___ Listed records
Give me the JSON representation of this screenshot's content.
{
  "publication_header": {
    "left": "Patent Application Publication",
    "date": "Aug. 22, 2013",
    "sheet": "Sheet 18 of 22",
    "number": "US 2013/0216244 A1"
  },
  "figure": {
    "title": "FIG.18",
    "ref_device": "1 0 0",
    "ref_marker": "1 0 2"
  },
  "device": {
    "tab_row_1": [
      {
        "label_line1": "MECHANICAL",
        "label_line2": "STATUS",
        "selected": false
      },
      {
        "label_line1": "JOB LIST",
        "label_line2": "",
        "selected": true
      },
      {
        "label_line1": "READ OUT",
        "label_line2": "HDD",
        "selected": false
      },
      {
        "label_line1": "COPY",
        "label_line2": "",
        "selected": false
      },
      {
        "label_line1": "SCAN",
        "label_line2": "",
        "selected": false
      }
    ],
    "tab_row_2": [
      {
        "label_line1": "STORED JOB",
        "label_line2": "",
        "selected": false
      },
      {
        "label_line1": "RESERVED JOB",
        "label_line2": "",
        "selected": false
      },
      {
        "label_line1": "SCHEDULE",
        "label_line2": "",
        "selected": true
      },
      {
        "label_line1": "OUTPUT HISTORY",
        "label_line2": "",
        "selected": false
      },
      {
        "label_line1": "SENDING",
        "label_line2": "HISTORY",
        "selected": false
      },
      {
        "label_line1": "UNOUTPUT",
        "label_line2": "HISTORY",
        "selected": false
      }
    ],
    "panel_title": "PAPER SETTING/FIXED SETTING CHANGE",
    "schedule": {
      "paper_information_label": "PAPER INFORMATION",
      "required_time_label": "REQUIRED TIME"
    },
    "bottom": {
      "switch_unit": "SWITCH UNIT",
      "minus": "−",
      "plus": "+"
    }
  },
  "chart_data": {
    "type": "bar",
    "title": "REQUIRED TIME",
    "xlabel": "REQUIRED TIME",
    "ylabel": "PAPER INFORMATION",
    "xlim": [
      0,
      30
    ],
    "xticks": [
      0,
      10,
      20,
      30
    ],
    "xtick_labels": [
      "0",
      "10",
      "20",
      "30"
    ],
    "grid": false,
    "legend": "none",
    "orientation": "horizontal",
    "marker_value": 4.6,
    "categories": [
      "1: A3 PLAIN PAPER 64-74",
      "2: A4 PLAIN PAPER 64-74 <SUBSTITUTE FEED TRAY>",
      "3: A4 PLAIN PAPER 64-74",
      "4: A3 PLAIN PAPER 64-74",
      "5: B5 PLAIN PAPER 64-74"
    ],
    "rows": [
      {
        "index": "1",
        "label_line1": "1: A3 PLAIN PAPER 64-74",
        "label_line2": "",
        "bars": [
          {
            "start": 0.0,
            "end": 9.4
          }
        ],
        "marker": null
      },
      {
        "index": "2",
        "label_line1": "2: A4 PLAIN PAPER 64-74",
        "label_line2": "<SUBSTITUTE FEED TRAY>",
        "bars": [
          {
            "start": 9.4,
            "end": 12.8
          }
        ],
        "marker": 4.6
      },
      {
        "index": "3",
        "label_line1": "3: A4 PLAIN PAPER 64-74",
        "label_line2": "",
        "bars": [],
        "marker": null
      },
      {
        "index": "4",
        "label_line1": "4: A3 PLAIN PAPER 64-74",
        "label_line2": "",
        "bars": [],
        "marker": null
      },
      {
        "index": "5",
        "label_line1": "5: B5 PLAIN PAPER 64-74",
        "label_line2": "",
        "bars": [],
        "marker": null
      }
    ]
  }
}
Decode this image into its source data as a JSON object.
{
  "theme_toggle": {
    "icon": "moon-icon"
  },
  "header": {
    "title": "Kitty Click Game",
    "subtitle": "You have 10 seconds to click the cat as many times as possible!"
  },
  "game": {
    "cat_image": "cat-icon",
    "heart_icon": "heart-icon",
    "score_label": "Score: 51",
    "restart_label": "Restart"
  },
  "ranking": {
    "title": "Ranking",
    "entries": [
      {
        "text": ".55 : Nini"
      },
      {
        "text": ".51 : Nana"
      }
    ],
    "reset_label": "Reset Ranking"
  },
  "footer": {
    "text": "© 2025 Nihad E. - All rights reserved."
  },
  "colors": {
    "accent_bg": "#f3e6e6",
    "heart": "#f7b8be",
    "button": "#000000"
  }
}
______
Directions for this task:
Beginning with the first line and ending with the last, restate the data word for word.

Output for this exercise:
Give me the JSON representation of this screenshot's content.
{
  "publication_header": {
    "left": "Patent Application Publication",
    "date": "Aug. 22, 2013",
    "sheet": "Sheet 18 of 22",
    "number": "US 2013/0216244 A1"
  },
  "figure": {
    "title": "FIG.18",
    "ref_device": "1 0 0",
    "ref_marker": "1 0 2"
  },
  "device": {
    "tab_row_1": [
      {
        "label_line1": "MECHANICAL",
        "label_line2": "STATUS",
        "selected": false
      },
      {
        "label_line1": "JOB LIST",
        "label_line2": "",
        "selected": true
      },
      {
        "label_line1": "READ OUT",
        "label_line2": "HDD",
        "selected": false
      },
      {
        "label_line1": "COPY",
        "label_line2": "",
        "selected": false
      },
      {
        "label_line1": "SCAN",
        "label_line2": "",
        "selected": false
      }
    ],
    "tab_row_2": [
      {
        "label_line1": "STORED JOB",
        "label_line2": "",
        "selected": false
      },
      {
        "label_line1": "RESERVED JOB",
        "label_line2": "",
        "selected": false
      },
      {
        "label_line1": "SCHEDULE",
        "label_line2": "",
        "selected": true
      },
      {
        "label_line1": "OUTPUT HISTORY",
        "label_line2": "",
        "selected": false
      },
      {
        "label_line1": "SENDING",
        "label_line2": "HISTORY",
        "selected": false
      },
      {
        "label_line1": "UNOUTPUT",
        "label_line2": "HISTORY",
        "selected": false
      }
    ],
    "panel_title": "PAPER SETTING/FIXED SETTING CHANGE",
    "schedule": {
      "paper_information_label": "PAPER INFORMATION",
      "required_time_label": "REQUIRED TIME"
    },
    "bottom": {
      "switch_unit": "SWITCH UNIT",
      "minus": "−",
      "plus": "+"
    }
  },
  "chart_data": {
    "type": "bar",
    "title": "REQUIRED TIME",
    "xlabel": "REQUIRED TIME",
    "ylabel": "PAPER INFORMATION",
    "xlim": [
      0,
      30
    ],
    "xticks": [
      0,
      10,
      20,
      30
    ],
    "xtick_labels": [
      "0",
      "10",
      "20",
      "30"
    ],
    "grid": false,
    "legend": "none",
    "orientation": "horizontal",
    "marker_value": 4.6,
    "categories": [
      "1: A3 PLAIN PAPER 64-74",
      "2: A4 PLAIN PAPER 64-74 <SUBSTITUTE FEED TRAY>",
      "3: A4 PLAIN PAPER 64-74",
      "4: A3 PLAIN PAPER 64-74",
      "5: B5 PLAIN PAPER 64-74"
    ],
    "rows": [
      {
        "index": "1",
        "label_line1": "1: A3 PLAIN PAPER 64-74",
        "label_line2": "",
        "bars": [
          {
            "start": 0.0,
            "end": 9.4
          }
        ],
        "marker": null
      },
      {
        "index": "2",
        "label_line1": "2: A4 PLAIN PAPER 64-74",
        "label_line2": "<SUBSTITUTE FEED TRAY>",
        "bars": [
          {
            "start": 9.4,
            "end": 12.8
          }
        ],
        "marker": 4.6
      },
      {
        "index": "3",
        "label_line1": "3: A4 PLAIN PAPER 64-74",
        "label_line2": "",
        "bars": [],
        "marker": null
      },
      {
        "index": "4",
        "label_line1": "4: A3 PLAIN PAPER 64-74",
        "label_line2": "",
        "bars": [],
        "marker": null
      },
      {
        "index": "5",
        "label_line1": "5: B5 PLAIN PAPER 64-74",
        "label_line2": "",
        "bars": [],
        "marker": null
      }
    ]
  }
}
Decode this image into its source data as a JSON object.
{
  "theme_toggle": {
    "icon": "moon-icon"
  },
  "header": {
    "title": "Kitty Click Game",
    "subtitle": "You have 10 seconds to click the cat as many times as possible!"
  },
  "game": {
    "cat_image": "cat-icon",
    "heart_icon": "heart-icon",
    "score_label": "Score: 51",
    "restart_label": "Restart"
  },
  "ranking": {
    "title": "Ranking",
    "entries": [
      {
        "text": ".55 : Nini"
      },
      {
        "text": ".51 : Nana"
      }
    ],
    "reset_label": "Reset Ranking"
  },
  "footer": {
    "text": "© 2025 Nihad E. - All rights reserved."
  },
  "colors": {
    "accent_bg": "#f3e6e6",
    "heart": "#f7b8be",
    "button": "#000000"
  }
}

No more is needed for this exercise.